We collected data from 13,376 Battlefield 3 players. Each participant filled out a data form with six fields: Player name (to access their game play statistics), a 100-item IPIP Big Five questionnaire (personality test), age, country of residence, gaming platform, and credits (granting permission to mention the player name of the participant in the credits of the research). During data collection, our source for Battlefield 3 statistics updated its data structure. This caused our data collection system to scramble the game statistics data of some participants. The data from 9368 participants remained intact. Below is a short description of our sample in terms of the data we have collected.


Play Style
The participants in our sample were generally more experienced and skilled players, with performance variables (Kill-Death ratio, Score per Minute, Win-Lose ratio) above average. Apart from this bias toward more skilled players, the distribution of play style variables in the sample was similar to what we expect in the general Battlefield 3 populace. That means that the sample is a strong representation of the Battlefield 3 population in general, except that we have proportionately more skilled players.



Platform distribution is fairly even with 3725 PC players, 2564 Xbox 360 players, and 3047 Playstation 3 players.



The distribution of age in the sample can be seen in the figure below. The distribution is a so-called skewed normal distribution with an average of 25, and spread over all mature ages. We filtered out 31 people who indicated an age below 12 or above 65. When you look at the figure, you may notice a noticeable dip followed by a spike from the age of 17 to 18. Battlefield 3 is a game rated 18+ in most countries. Some participants that were 17 years old probably reported their age as 18 due to the age threshold for the game.



The figure below shows the distribution of the scores the participants obtained on the IPIP Big Five personality test. The letters (x-axis) stand for the five personality dimensions of the Big 5: Openness (also known as Intellect, not to be confused with IQ), Conscientiousness, Extraversion, Agreeableness, and Emotional Stability (inverse of Neuroticism). Scores on each of the dimensions can range from 20 to 100. The personality scores across the sample are high and cover a wide range of values. The high scores indicate a sample bias, while the wide range of values indicate high diversity.



Participants reported 90 different countries of residence. The table below shows the distribution for the 13 countries that were reported by at least 100 participants each (7893 in total). An additional 33 countries were reported by 10-99 participants per country, and 22 countries were reported by 2-9 participants per country. The remaining 22 countries were reported by 1 participant per country. It is likely that a participant misreported their country of residence if he is the only one reporting that country. However, we took no action to exclude such people, because misreporting your country of residence has no impact on the research. This data was collected to help give us an idea of how representative our sample is. Though most people are from the US or other English-speaking countries, we still have a quite a number of people from all across the world.

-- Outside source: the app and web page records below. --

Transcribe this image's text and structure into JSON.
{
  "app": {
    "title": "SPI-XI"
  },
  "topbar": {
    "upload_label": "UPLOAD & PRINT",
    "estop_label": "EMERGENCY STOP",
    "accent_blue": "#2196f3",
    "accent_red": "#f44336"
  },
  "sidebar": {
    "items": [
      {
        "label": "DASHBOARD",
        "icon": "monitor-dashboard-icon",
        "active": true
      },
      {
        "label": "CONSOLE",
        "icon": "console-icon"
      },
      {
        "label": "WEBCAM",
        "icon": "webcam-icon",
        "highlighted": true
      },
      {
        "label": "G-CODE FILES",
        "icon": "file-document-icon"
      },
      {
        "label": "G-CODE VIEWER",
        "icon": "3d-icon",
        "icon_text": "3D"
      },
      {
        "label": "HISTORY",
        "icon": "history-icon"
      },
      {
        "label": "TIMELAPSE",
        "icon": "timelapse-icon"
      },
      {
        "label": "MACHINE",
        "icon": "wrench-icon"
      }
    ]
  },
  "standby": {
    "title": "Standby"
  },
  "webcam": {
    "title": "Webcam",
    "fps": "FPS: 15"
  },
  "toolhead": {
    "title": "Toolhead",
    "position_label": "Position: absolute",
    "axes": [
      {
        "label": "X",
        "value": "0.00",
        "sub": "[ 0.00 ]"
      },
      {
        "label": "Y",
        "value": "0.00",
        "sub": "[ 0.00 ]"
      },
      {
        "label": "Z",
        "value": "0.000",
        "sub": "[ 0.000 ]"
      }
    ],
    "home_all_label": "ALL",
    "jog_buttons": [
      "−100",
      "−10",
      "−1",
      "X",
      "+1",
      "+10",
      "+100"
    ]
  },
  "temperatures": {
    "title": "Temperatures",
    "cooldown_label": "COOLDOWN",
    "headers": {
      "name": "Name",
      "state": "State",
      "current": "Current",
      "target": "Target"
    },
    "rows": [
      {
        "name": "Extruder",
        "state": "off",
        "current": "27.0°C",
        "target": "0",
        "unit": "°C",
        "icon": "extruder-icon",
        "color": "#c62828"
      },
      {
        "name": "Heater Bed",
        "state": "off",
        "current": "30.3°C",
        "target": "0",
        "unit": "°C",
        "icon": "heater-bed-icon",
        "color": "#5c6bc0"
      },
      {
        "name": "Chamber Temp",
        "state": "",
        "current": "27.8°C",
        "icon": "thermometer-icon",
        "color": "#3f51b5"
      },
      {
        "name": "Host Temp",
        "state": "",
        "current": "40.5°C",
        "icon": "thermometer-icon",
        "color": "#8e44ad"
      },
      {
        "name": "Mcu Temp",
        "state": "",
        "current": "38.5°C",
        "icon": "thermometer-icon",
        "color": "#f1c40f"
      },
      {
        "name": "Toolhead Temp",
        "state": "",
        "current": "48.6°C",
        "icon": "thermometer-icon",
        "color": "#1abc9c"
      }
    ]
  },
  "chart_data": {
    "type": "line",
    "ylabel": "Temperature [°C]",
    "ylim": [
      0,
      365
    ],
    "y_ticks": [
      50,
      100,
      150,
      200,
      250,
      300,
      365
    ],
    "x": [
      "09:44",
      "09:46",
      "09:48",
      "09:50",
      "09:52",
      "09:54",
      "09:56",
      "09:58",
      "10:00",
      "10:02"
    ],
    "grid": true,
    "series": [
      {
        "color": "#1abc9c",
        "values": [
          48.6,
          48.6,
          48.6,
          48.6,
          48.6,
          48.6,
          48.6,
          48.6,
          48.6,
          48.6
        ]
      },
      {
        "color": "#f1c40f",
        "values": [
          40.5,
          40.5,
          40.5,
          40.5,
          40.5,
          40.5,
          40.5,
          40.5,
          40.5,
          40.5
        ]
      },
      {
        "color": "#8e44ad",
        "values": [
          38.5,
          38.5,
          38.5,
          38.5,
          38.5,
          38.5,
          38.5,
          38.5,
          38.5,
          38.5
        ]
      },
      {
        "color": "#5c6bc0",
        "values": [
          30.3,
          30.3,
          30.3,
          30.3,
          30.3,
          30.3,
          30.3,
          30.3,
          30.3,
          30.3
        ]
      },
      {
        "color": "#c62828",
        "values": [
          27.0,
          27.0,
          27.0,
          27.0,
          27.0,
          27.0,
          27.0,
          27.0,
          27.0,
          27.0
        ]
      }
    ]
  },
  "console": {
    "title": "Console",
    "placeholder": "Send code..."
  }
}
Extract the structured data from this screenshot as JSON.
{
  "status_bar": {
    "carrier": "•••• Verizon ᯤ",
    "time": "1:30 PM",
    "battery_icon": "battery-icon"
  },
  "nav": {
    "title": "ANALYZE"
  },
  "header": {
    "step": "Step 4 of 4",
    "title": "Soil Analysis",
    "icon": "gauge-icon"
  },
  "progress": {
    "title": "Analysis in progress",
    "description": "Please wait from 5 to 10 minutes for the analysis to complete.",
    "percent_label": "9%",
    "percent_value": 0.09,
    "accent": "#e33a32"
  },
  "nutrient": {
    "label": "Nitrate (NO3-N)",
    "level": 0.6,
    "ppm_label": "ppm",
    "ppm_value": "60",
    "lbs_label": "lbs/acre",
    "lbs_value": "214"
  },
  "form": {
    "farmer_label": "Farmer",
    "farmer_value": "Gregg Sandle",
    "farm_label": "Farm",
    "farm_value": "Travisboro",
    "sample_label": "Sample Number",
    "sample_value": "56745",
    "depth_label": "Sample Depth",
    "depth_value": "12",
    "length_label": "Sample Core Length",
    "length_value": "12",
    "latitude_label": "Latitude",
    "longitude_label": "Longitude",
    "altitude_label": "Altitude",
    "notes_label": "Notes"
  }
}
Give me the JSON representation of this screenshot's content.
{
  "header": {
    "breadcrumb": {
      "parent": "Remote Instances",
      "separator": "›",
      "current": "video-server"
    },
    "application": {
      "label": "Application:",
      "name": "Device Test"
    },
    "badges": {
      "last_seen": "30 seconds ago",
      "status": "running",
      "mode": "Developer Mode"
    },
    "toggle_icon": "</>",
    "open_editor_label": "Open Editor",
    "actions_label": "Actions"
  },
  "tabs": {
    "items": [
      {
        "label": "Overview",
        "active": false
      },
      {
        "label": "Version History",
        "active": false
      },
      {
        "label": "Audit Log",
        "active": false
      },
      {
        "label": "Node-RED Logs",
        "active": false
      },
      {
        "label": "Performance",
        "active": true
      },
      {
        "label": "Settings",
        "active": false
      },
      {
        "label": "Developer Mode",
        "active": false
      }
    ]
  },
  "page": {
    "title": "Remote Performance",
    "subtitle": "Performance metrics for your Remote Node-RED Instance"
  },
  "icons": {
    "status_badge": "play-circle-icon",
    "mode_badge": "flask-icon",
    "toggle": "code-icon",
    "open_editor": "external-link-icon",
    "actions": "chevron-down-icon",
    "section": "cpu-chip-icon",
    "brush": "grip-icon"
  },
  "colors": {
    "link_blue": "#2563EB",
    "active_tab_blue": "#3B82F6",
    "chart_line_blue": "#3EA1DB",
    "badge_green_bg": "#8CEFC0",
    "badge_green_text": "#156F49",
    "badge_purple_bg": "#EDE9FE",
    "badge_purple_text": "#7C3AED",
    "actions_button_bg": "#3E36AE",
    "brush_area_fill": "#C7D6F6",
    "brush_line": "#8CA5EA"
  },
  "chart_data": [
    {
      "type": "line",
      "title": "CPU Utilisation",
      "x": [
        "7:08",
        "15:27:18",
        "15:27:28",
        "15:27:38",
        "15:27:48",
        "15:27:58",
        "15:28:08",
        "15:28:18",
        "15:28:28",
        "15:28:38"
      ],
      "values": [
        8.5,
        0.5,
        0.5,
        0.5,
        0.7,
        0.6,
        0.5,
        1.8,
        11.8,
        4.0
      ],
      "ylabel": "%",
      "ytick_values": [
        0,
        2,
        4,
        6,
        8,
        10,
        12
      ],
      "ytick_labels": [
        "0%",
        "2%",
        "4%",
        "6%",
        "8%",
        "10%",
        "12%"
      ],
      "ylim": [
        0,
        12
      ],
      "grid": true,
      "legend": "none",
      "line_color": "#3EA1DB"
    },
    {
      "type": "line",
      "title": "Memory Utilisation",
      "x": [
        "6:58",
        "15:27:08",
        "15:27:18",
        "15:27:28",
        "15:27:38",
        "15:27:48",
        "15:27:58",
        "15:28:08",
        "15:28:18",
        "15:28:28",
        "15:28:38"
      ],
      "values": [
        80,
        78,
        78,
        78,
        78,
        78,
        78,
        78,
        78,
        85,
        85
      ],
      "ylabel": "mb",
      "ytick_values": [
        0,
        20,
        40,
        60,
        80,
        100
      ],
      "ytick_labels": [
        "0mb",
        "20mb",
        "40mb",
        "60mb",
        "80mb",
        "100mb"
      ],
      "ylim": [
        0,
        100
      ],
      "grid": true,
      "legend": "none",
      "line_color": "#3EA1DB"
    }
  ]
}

Age Distribution


Distribution of Big Five Scores


Country of Residence Reported by 100 or More Participants